This fun-filled rom-com is the highest-grossing Korean comedy of all time. Starring Jun Ji Hyun (The Thieves) as “the girl” and Cha Tae Hyun (Along With The Gods), who plays Gyeon-woo. This film portrays an unconventional version of love as we see “the girl” puts her boyfriend in some hilarious situations to test how much he’s willing to do for her. 

This was such a massive hit across the world that there have been adaptions in the USA, Japan, China, and Nepal.

Memories of Murder (2003)

Another classic written and directed by Bong Joon-ho, the film is based on the true story of the first serial killer ever known in South Korea (who killed an estimate of ten women between 1986 and 1991). The thriller takes place in 1986, where Song Kang-ho (who has frequently collaborated with Bong in Parasite and The Host) plays Detective Park and Kim Sang-Kyungkyung (May 18), plays Detective Seo. Together they must solve the mystery of the young woman who has been violently raped and murdered. The film criticises abuse and the way justice worked during one of South Korea’s darkest periods (military dictatorship, political instability, censorship).

The Thieves (2012)

Slick suits, dark shades, shiny silver briefcases and high octane stunts – this action film tells the story of a gang of thieves at the top of their game, and their biggest job yet: to steal the “Tear of The Sun”. The 318-carat diamond is worth an eye-watering 20 million dollars, and locked away in a casino and will be broken out by Popie (Jung Jae-Lee), the muscle and brains, Pepsee (Hye-su Kim) the safecracker, Yenicall (Giann Jun) who climbs walls, Zampano (Soo Hyun Kim) the strategy man, and Chewingum (Hae-suk Kim) who is a master of disguise. The problem is that there is no honour among thieves, especially not the crew Macao Park, Popie’s old partner, has forced their team to work with.

A Taxi Driver (2017)

Directed by Jang Hoon, A Taxi Driver is based on a true story of the Gwangju Massacre in 1980. Not only is it thoroughly entertaining but it’s doubles up as a history lesson for those unfamiliar with Gwangju, a small city in South Korea. At the time, residents took up arms to protect themselves against military forces after students of Chonnam University were fired upon, killed, raped, and beaten by government troops for peacefully protesting the martial law government. This film follows Kim Man Seo who agrees to drive German reporter Peter to Gwangju without knowing that he was driving straight to where the Gwangju Uprising was taking place.

Seob, who is unable to contact his daughter and he fears for his own safety returns to the capital city. However, as he tries to return to Seoul, he sees the pain and turmoil of those around him and returns to finish his job. Who doesn’t love an emotional story about raging against the man?

Snow Piercer (2013)

I’m being a little cheeky adding this to the list because the film is not spoken in Korean but how could I not tell you about a film that is directed by Bong Joon-ho and stars the delicious Chris Evans?

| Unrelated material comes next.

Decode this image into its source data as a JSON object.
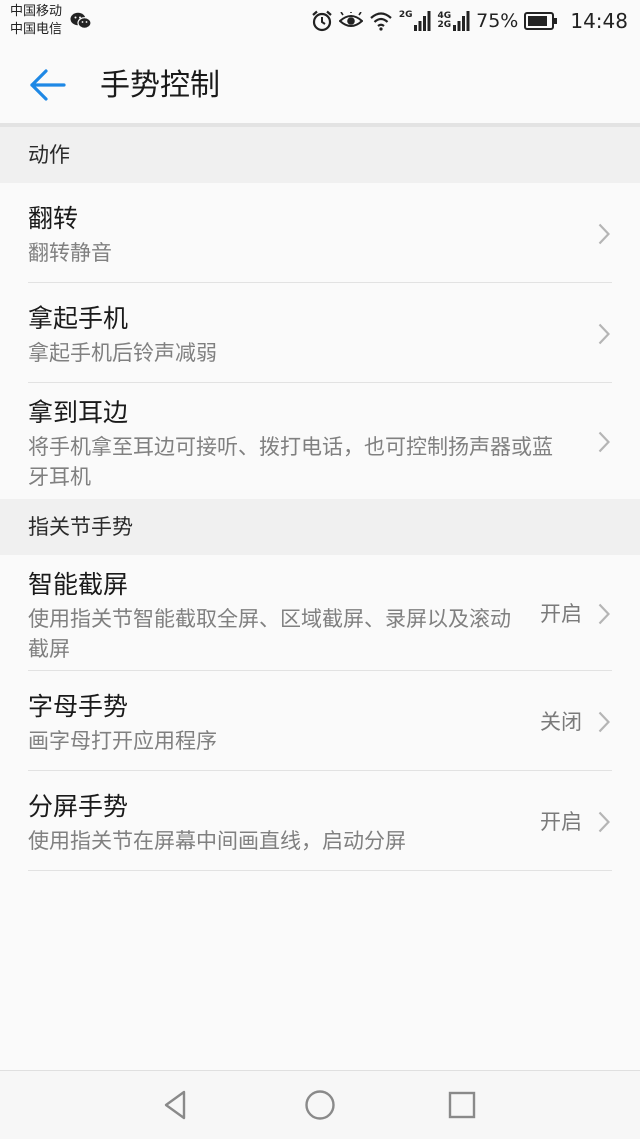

Bong created a sensational English-language debut featuring Chris Evans, Tilda Swinton, Octavia Spencer, and  Song Kang-ho. The film takes place in a post-apocalyptic Ice Age, where a failed global-warming experiment kills off most life on the planet. The final survivors board the train called the Snowpiercer, which continually circles the earth.

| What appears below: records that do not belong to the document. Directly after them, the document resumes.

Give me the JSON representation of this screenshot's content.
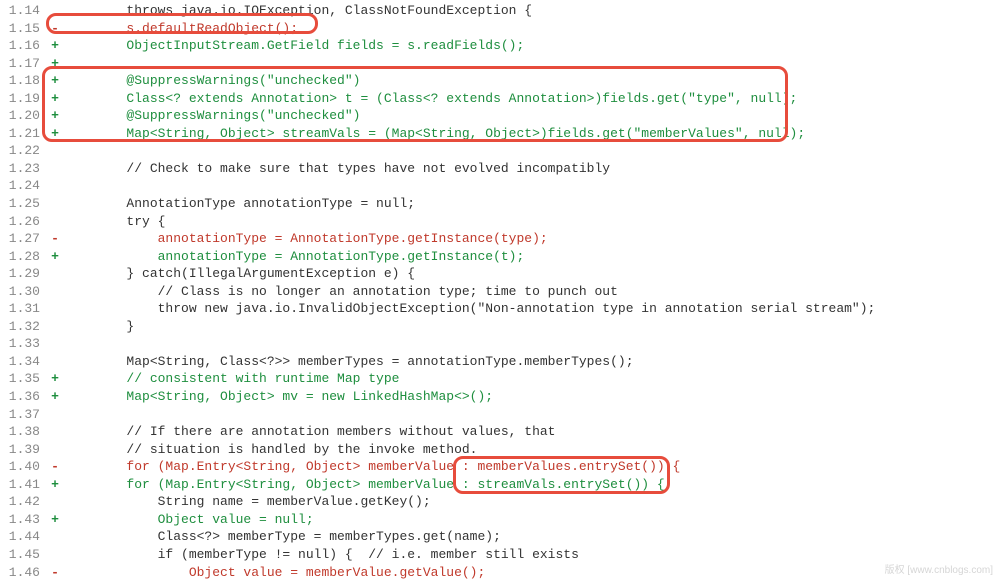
{
  "diff": {
    "lines": [
      {
        "ln": "1.14",
        "m": " ",
        "cls": "",
        "txt": "        throws java.io.IOException, ClassNotFoundException {"
      },
      {
        "ln": "1.15",
        "m": "-",
        "cls": "removed",
        "txt": "        s.defaultReadObject();"
      },
      {
        "ln": "1.16",
        "m": "+",
        "cls": "added",
        "txt": "        ObjectInputStream.GetField fields = s.readFields();"
      },
      {
        "ln": "1.17",
        "m": "+",
        "cls": "added",
        "txt": ""
      },
      {
        "ln": "1.18",
        "m": "+",
        "cls": "added",
        "txt": "        @SuppressWarnings(\"unchecked\")"
      },
      {
        "ln": "1.19",
        "m": "+",
        "cls": "added",
        "txt": "        Class<? extends Annotation> t = (Class<? extends Annotation>)fields.get(\"type\", null);"
      },
      {
        "ln": "1.20",
        "m": "+",
        "cls": "added",
        "txt": "        @SuppressWarnings(\"unchecked\")"
      },
      {
        "ln": "1.21",
        "m": "+",
        "cls": "added",
        "txt": "        Map<String, Object> streamVals = (Map<String, Object>)fields.get(\"memberValues\", null);"
      },
      {
        "ln": "1.22",
        "m": " ",
        "cls": "",
        "txt": ""
      },
      {
        "ln": "1.23",
        "m": " ",
        "cls": "",
        "txt": "        // Check to make sure that types have not evolved incompatibly"
      },
      {
        "ln": "1.24",
        "m": " ",
        "cls": "",
        "txt": ""
      },
      {
        "ln": "1.25",
        "m": " ",
        "cls": "",
        "txt": "        AnnotationType annotationType = null;"
      },
      {
        "ln": "1.26",
        "m": " ",
        "cls": "",
        "txt": "        try {"
      },
      {
        "ln": "1.27",
        "m": "-",
        "cls": "removed",
        "txt": "            annotationType = AnnotationType.getInstance(type);"
      },
      {
        "ln": "1.28",
        "m": "+",
        "cls": "added",
        "txt": "            annotationType = AnnotationType.getInstance(t);"
      },
      {
        "ln": "1.29",
        "m": " ",
        "cls": "",
        "txt": "        } catch(IllegalArgumentException e) {"
      },
      {
        "ln": "1.30",
        "m": " ",
        "cls": "",
        "txt": "            // Class is no longer an annotation type; time to punch out"
      },
      {
        "ln": "1.31",
        "m": " ",
        "cls": "",
        "txt": "            throw new java.io.InvalidObjectException(\"Non-annotation type in annotation serial stream\");"
      },
      {
        "ln": "1.32",
        "m": " ",
        "cls": "",
        "txt": "        }"
      },
      {
        "ln": "1.33",
        "m": " ",
        "cls": "",
        "txt": ""
      },
      {
        "ln": "1.34",
        "m": " ",
        "cls": "",
        "txt": "        Map<String, Class<?>> memberTypes = annotationType.memberTypes();"
      },
      {
        "ln": "1.35",
        "m": "+",
        "cls": "added",
        "txt": "        // consistent with runtime Map type"
      },
      {
        "ln": "1.36",
        "m": "+",
        "cls": "added",
        "txt": "        Map<String, Object> mv = new LinkedHashMap<>();"
      },
      {
        "ln": "1.37",
        "m": " ",
        "cls": "",
        "txt": ""
      },
      {
        "ln": "1.38",
        "m": " ",
        "cls": "",
        "txt": "        // If there are annotation members without values, that"
      },
      {
        "ln": "1.39",
        "m": " ",
        "cls": "",
        "txt": "        // situation is handled by the invoke method."
      },
      {
        "ln": "1.40",
        "m": "-",
        "cls": "removed",
        "txt": "        for (Map.Entry<String, Object> memberValue : memberValues.entrySet()) {"
      },
      {
        "ln": "1.41",
        "m": "+",
        "cls": "added",
        "txt": "        for (Map.Entry<String, Object> memberValue : streamVals.entrySet()) {"
      },
      {
        "ln": "1.42",
        "m": " ",
        "cls": "",
        "txt": "            String name = memberValue.getKey();"
      },
      {
        "ln": "1.43",
        "m": "+",
        "cls": "added",
        "txt": "            Object value = null;"
      },
      {
        "ln": "1.44",
        "m": " ",
        "cls": "",
        "txt": "            Class<?> memberType = memberTypes.get(name);"
      },
      {
        "ln": "1.45",
        "m": " ",
        "cls": "",
        "txt": "            if (memberType != null) {  // i.e. member still exists"
      },
      {
        "ln": "1.46",
        "m": "-",
        "cls": "removed",
        "txt": "                Object value = memberValue.getValue();"
      }
    ]
  },
  "watermark": "版权 [www.cnblogs.com]"
}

In true Bong fashion, the story heavily based on privilege or lack thereof since the train itself is separated by social class. Cryptic messages incite the ‘peasants’, lead by Chris’ character Curtis, into a revolution against the elite represented by Mason, played by Tilda. The film is brilliant and more importantly it is available on Netflix so you can stream it immediately.

Burning (2018)

Directed by Lee – Chang-dong, Burning is a psychological mystery, adapted from a short story by Haruki Murakami. It was also the recipient of FIPRESCI International Critics’ Prize award at Cannes 2018. 

It’s the off-kilter story of Ben (Steven Yeun The Walking Dead) who is caught in a weird love triangle involving Lee Jong-su (Yoo Ha-in) and vixen Shin Hae-mi (Jeon Jong-seo). The film explored the dynamic between these three characters and it unveils that the protagonist Lee is seemingly deceived and manipulated against his will.

The film is a social commentary on class divide and divides the audience in whether to side with wealthy Ben or underprivileged Lee.